The American Freedom Law Center (AFLC) has joined forces with former Reagan administration officials to defend the well-known slogan, “Peace through Strength,” which was popularized by the former President as he led America to victory in the Cold War. The slogan is now in the midst of a trademark dispute that has engulfed Washington, D.C. As a result, several former friends and aides of Reagan are fighting – with AFLC’s legal assistance – to preserve the President’s legacy from a “fraudulent misrepresentation.”
Last year, the American Security Council Foundation (ASCF), a small policy organization based in Washington, D.C., trademarked the popular Reagan slogan in spite of its widespread usage. ASCF, whose operations have been nearly dormant for over two decades, subsequently threatened to sue any individual or organization that used the slogan without their express permission.
This past October, ASCF filed a federal lawsuit against the Center for Security Policy (CSP), a national security think tank headed by Frank Gaffney, the former Assistant Secretary of Defense for International Security Policy in the Reagan administration. CSP, through its agenda of promoting America as a force for maintaining peace and stability around the world, has used the slogan for years, as have many other organizations. Indeed, the United States Navy designated “Peace through Strength” as the official motto of the Nimitz-class aircraft carrier, the USS Ronald Reagan.
This past week, AFLC, which is representing CSP, responded to ASCF’s lawsuit with counterclaims, asserting that ASCF has engaged in “a scheme of fraudulent misrepresentation” by making a “sworn statement” to the US Patent and Trademark Office (USPTO) that was “materially false.” Furthermore, AFLC asserted that ASCF acted in “bad faith” and “recklessly disregarded the facts,” and was “purposefully misrepresenting material facts to the USPTO” when it applied for the trademark.
AFLC Co-Founder and Senior Counsel David Yerushalmi, who also serves as CSP’s General Counsel, commented: “ASCF’s claim to a trademark is simply absurd. Under this claim, even the Republican Party would have to seek ASCF’s permission to identify “Peace through Strength” in its party platform.
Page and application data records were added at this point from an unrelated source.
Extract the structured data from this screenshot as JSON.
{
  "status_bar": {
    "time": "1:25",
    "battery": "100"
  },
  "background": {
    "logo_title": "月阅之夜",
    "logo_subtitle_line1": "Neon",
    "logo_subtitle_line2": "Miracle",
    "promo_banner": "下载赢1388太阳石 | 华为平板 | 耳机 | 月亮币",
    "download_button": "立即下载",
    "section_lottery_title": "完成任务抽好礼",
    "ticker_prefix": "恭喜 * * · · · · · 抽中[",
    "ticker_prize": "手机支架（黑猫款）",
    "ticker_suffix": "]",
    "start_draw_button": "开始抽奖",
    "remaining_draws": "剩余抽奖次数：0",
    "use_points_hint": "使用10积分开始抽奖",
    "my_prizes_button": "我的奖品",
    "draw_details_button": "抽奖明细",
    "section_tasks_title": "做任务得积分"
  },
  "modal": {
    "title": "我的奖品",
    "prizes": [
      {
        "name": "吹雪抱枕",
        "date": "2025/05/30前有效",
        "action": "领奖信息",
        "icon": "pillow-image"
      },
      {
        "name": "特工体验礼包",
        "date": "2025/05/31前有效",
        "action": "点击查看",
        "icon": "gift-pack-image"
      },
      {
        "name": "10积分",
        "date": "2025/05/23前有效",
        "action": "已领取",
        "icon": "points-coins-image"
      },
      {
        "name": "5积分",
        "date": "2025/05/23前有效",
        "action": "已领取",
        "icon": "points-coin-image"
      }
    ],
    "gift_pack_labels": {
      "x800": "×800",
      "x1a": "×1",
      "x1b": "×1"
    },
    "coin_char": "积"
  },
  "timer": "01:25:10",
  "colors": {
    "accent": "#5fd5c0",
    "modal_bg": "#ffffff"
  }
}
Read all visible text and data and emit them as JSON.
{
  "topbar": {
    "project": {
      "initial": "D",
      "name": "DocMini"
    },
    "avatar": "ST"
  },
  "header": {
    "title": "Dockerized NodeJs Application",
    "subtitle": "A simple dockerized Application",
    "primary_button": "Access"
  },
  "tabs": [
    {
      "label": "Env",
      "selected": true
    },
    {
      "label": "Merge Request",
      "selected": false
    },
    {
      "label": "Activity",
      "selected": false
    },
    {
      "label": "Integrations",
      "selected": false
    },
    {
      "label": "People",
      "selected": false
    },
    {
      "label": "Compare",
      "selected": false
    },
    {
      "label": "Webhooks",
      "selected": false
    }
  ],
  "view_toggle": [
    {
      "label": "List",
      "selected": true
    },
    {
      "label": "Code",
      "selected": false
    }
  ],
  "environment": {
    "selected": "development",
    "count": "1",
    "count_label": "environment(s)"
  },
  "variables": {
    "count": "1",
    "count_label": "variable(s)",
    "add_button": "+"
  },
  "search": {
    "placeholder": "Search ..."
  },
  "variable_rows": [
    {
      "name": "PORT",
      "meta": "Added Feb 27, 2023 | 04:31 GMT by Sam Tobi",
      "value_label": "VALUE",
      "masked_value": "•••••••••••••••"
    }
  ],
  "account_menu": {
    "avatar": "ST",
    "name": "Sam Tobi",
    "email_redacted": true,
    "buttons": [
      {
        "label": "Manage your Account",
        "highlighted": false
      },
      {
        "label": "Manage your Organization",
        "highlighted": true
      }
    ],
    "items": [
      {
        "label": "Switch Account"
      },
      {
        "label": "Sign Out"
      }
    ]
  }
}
This slogan, which is now part of the history books, has no right to be trademarked by anyone, much less by an organization that is abusing President Reagan’s legacy for promotional purposes.”